Oh, and the weather was fantastic! We left the UK to severe storm warnings, high winds and rain. In Barcelona, it was mostly clear skies and around 26°C. I couldn’t have asked for more.
One thing we did do was go to a show. There is a theatre around the corner from the hotel which had a pair of massive inflatable legs sticking out the top and THE HOLE across the front. How could we resist?
Our only worry was that the show was entirely in Spanish, except for some English songs. Should we? Shouldn’t we? Our Spanish consisted of ‘please’, ‘thank you’ and ‘you’re welcome’, so of course we should.

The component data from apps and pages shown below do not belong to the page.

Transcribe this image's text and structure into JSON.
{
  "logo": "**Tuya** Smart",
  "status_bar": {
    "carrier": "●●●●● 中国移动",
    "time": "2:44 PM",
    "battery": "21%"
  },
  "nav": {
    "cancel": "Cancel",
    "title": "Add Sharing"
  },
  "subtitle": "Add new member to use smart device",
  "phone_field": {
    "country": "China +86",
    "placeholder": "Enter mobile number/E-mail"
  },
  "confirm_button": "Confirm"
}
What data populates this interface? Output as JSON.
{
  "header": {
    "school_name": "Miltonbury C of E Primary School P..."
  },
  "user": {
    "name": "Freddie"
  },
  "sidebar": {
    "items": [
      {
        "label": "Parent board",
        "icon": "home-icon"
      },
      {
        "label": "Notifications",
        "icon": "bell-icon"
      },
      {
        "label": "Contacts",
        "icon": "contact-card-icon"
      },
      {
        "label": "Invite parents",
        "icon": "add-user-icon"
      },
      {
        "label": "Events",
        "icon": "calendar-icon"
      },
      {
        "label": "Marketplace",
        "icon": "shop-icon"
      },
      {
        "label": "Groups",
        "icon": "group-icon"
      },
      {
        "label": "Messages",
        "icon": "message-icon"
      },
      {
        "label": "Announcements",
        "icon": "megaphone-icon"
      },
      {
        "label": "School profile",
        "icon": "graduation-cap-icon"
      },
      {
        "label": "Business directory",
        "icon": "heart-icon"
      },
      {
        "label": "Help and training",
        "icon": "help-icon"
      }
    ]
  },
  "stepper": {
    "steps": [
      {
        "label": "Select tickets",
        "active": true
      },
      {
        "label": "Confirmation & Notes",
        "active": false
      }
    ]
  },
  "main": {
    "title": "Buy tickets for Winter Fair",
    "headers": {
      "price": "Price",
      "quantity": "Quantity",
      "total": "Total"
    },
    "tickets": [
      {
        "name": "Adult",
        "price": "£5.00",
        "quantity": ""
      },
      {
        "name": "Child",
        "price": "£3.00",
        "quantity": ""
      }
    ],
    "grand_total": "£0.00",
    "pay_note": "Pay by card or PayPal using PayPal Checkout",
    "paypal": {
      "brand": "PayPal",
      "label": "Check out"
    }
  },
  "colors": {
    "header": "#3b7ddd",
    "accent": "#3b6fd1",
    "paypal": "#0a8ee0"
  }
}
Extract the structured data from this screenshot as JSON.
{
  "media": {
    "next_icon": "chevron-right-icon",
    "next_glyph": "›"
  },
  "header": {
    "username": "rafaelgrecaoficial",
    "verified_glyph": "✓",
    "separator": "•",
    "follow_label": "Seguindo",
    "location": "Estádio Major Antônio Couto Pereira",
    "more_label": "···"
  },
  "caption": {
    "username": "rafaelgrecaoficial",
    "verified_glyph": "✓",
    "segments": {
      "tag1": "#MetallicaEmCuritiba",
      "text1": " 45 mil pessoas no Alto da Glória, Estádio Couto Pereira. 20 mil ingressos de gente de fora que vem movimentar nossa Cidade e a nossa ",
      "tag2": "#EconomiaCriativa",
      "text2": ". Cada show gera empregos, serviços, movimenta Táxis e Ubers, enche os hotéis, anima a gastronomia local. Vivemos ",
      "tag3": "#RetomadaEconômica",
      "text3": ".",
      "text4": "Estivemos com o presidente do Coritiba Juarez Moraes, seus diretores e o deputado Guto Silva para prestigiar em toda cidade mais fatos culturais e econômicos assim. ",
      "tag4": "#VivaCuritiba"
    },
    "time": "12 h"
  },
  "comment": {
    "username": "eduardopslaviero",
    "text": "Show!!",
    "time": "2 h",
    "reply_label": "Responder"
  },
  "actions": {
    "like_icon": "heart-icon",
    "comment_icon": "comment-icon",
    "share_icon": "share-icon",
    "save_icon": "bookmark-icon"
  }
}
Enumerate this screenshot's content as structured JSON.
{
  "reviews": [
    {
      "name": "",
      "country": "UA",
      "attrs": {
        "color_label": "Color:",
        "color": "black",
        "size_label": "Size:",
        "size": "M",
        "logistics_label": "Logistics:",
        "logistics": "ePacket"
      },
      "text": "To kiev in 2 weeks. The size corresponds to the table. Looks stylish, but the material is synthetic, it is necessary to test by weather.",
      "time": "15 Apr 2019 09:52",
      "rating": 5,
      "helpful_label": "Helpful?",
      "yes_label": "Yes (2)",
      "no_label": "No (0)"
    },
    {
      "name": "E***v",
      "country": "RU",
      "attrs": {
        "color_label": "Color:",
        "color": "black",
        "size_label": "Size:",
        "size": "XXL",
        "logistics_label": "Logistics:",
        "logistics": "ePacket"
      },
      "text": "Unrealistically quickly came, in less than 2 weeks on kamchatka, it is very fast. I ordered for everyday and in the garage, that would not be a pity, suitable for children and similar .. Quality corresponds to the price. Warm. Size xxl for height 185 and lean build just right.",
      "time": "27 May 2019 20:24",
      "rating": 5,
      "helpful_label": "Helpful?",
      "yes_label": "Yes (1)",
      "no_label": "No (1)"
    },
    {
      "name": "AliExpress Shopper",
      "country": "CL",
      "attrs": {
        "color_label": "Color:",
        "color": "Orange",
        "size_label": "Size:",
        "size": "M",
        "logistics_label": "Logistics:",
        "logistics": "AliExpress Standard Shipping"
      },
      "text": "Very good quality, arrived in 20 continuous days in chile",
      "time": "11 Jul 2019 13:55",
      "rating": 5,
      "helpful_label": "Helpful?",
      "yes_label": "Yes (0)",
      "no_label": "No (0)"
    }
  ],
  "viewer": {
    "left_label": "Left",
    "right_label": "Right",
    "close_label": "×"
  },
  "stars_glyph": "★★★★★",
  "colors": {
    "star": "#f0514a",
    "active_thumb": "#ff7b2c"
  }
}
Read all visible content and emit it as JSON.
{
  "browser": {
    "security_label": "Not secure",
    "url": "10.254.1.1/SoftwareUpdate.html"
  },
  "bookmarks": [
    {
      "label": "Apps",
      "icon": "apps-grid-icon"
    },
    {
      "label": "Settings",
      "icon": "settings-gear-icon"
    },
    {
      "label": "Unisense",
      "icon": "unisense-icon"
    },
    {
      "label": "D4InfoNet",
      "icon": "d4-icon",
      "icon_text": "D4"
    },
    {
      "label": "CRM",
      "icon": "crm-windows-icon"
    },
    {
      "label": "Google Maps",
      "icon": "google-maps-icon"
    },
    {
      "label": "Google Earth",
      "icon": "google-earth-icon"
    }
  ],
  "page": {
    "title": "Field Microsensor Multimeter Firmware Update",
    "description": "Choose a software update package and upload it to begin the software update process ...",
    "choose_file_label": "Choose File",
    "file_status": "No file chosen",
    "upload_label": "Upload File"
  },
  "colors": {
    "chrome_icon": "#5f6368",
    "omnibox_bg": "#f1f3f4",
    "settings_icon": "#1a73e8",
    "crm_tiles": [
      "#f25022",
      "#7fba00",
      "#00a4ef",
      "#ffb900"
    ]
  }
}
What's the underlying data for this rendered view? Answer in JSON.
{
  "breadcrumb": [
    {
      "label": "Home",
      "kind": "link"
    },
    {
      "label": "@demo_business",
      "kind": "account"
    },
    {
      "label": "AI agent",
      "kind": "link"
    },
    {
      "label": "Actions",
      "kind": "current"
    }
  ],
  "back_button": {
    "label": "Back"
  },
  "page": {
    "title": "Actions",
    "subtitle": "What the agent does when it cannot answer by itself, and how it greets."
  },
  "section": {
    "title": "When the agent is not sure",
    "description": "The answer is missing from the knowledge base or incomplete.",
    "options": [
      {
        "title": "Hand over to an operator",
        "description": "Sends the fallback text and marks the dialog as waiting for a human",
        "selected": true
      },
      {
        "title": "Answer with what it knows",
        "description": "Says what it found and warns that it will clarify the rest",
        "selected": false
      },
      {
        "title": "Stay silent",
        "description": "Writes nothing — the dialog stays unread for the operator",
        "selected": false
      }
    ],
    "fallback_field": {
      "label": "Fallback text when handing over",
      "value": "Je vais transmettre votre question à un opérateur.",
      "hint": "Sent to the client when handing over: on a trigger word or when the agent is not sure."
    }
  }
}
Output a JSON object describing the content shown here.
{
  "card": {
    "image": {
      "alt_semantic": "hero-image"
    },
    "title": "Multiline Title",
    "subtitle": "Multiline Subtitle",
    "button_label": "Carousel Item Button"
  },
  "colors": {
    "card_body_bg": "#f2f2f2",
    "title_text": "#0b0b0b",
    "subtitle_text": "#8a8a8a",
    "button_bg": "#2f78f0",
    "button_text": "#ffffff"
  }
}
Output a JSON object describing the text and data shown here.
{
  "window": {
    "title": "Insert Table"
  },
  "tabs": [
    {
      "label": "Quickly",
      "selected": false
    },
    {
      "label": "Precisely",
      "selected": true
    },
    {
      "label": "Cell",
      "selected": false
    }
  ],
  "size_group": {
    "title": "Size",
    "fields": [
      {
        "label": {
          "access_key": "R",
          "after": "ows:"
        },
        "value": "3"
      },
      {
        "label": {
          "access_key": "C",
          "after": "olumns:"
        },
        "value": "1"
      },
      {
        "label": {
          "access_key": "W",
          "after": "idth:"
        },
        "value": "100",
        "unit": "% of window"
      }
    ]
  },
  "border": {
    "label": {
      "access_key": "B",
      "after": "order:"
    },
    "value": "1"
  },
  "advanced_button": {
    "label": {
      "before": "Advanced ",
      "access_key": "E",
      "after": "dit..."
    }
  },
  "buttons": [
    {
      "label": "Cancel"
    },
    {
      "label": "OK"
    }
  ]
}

Well. The Hole is a little difficult to classify, I think. I’d put it at a cross between Rocky Horror and Burlesque. There was a lot of speaking in the show, mainly from the ‘hostess’ who spent most of her time in a black basque and stockings. As much as my wife and I couldn’t understand a word of what she was saying, the rest of the audience were in fits of laughter, with many wiping tears from their eyes. Other than that, the show was pretty spectacular, and we still found much to laugh at. The four gents in suits were brilliant, being butler type characters who sang Accapella in various comedic ways. There was a host of acrobatics, spinning high in the air and fast roller-skating action (from a man who really didn’t like keeping his clothes on). Yes, The Hole has an amount of semi nudity in it – apart from the man on skates, who had no real way to hide anything he had. But, you don’t go into this with your eyes closed and you keep your tongue in your cheek. It’s fun and a laugh and, if you actually understand it, hilarious.
It received a standing ovation. Can’t argue with that!
Apparently, they may possibly be coming to the UK. If they are, sign me up!
After a delay at the airport due to a mix-up with paperwork, and Terminal 2 of Barcelona Airport actually running out of paper to print on (!), we were on our way home with smiles on our faces. Great place, great hotel and great people. By midnight we were home (it’s almost a two hour drive).
By the end of the next day, we were ready for another holiday, of course, but that’s another story!
So. Barcelona. Would I recommend it? Yes! Would I recommend the Praktik Rambla Hotel? Oh yes!
What’s next on the list? In the last three years we’ve done Luxor (wow) and Budapest. Majorca was earlier in the year and now Barcelona. Possibly we’ll visit Amsterdam. Definitely, at some point over the years, Prague, Croatia, Moscow, New York and Rio for their carnival. Oh, we got a great deal on Disneyland Paris for half term holiday next year. I don’t know who’s looking forward to that more, us or our children.
Anywho. Suggestions anyone? Where would you like to go?